As the proxy Russia-NATO conflict in Ukraine continues in political, media, military and economic domains, talk of Iranian energy products being used as substitute for Russian supplies is widely discussed.
While the idea is plausible, it is not realistic due to geopolitical ambitions of the US and even its European allies.
From a theoretical perspective, Western Europe should be putting all its focus on seeking alternative energy sources to withstand the economic impact of the US-imposed war with Russia in Ukraine.
It should be clear by now that unless a face-saving exit is provided to Russia, the war will drag on for some time.

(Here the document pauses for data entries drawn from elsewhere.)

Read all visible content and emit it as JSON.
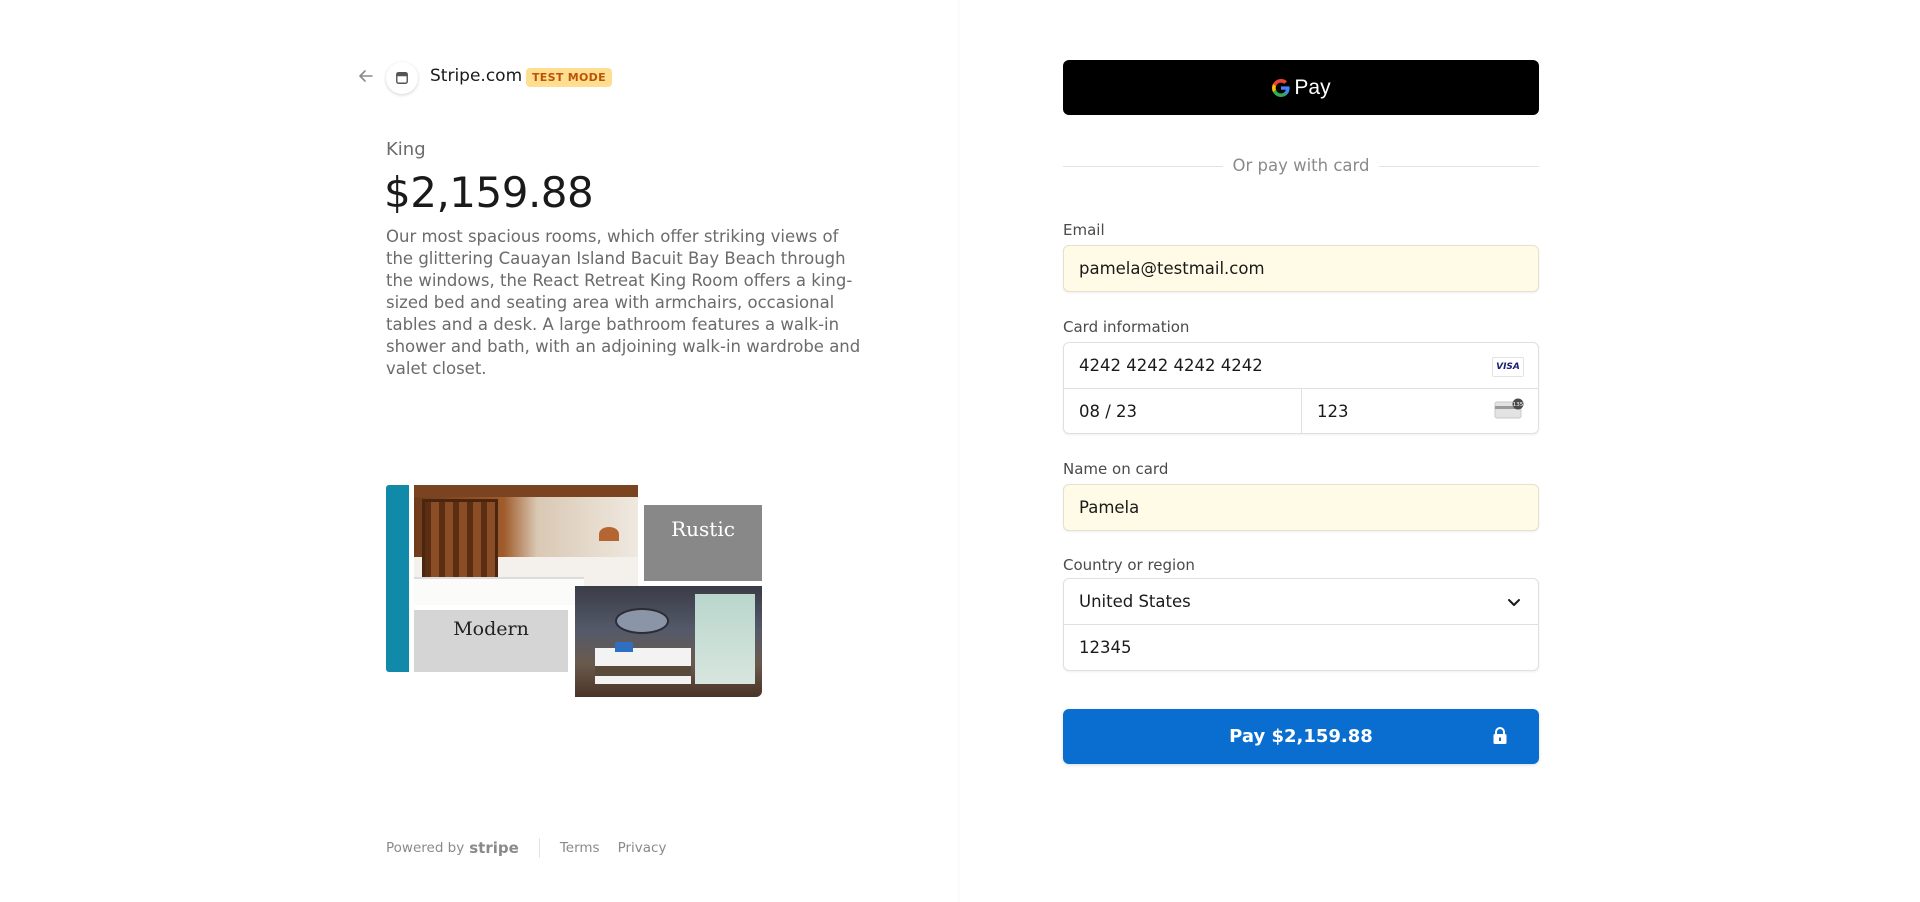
{
  "header": {
    "merchant_name": "Stripe.com",
    "test_badge": "TEST MODE"
  },
  "product": {
    "name": "King",
    "price": "$2,159.88",
    "description": "Our most spacious rooms, which offer striking views of the glittering Cauayan Island Bacuit Bay Beach through the windows, the React Retreat King Room offers a king-sized bed and seating area with armchairs, occasional tables and a desk. A large bathroom features a walk-in shower and bath, with an adjoining walk-in wardrobe and valet closet."
  },
  "collage": {
    "rustic_label": "Rustic",
    "modern_label": "Modern",
    "accent_color": "#118aa9"
  },
  "footer": {
    "powered_by": "Powered by",
    "brand": "stripe",
    "terms": "Terms",
    "privacy": "Privacy"
  },
  "payment": {
    "gpay_label": "Pay",
    "or_divider": "Or pay with card",
    "email_label": "Email",
    "email_value": "pamela@testmail.com",
    "card_label": "Card information",
    "card_number": "4242 4242 4242 4242",
    "card_brand": "VISA",
    "expiry": "08 / 23",
    "cvc": "123",
    "cvc_badge": "135",
    "name_label": "Name on card",
    "name_value": "Pamela",
    "country_label": "Country or region",
    "country_value": "United States",
    "zip_value": "12345",
    "pay_button": "Pay $2,159.88",
    "pay_button_color": "#0a6ed1",
    "autofill_color": "#fffbe6"
  }
}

At the moment a decisive military and political victory looks unlikely for the parties involved.
Therefore, an Iranian energy lifeline would be an important strategic step, but it is unlikely to materialize.
Her is why.
First, buying energy and building energy infrastructure is a long-term economic endeavour which is linked to a long-term political strategy.
This is not like importing cars or building hotels that can be accomplished quickly.
The energy industry is quite complex.
To bring Iran into the energy equation, the US and Europe would, therefore, need to drastically reorient their decades old policies in West Asia.
This is not going to happen, for internal political reasons.
Also, because the zionist lobby will vigorously oppose such a move.
Further, it would amount to admission of the west’s political defeat.
A long-term and well-thought-out energy cooperation with Iran would once again bestow geopolitical legitimacy upon the only modern successful model of Islamic governance.
This is something the west will not be able to bring itself to reconcile with, as their strategy of politics in West Asia is based on master-slave relationship.
A coherent energy strategy requires treating countries like Iran, Algeria and Nigeria as equal partners and not vassal states.
A public departure from this would be a serious political setback for the west.
Second, for Iran to become an alternative energy source for Europe, the EU would need to distance itself from Washington’s foreign policy and military objectives.
This is highly unlikely, as evidenced by the battering of European economies to serve the American agenda in Ukraine.
Third, Islamic Iran knows full well that the western-led world order is in terminal decline.
It is in the process of being replaced by a multipolar world order.
So, why should it offer a lifeline to the masters of the waning global order who have spared no effort in trying to overthrow Iran’s Islamic governing model since the success of the Islamic Revolution in 1979?
Europe’s inability to decouple its interests from those of the US will continue to inflict heavy economic and political costs.
The ramifications of this approach will not only be external, but also internal.
As the energy crisis continues to affect other areas of EU’s economy, right-wing populist forces in Europe will attempt to grab power and sow discord and division.
Many of these forces are fascist in outlook and lack concrete economic or political programs.
Thus, the European political landscape will remain in a state of internal turmoil which will prevent it from formulating a long-term energy strategy any time soon.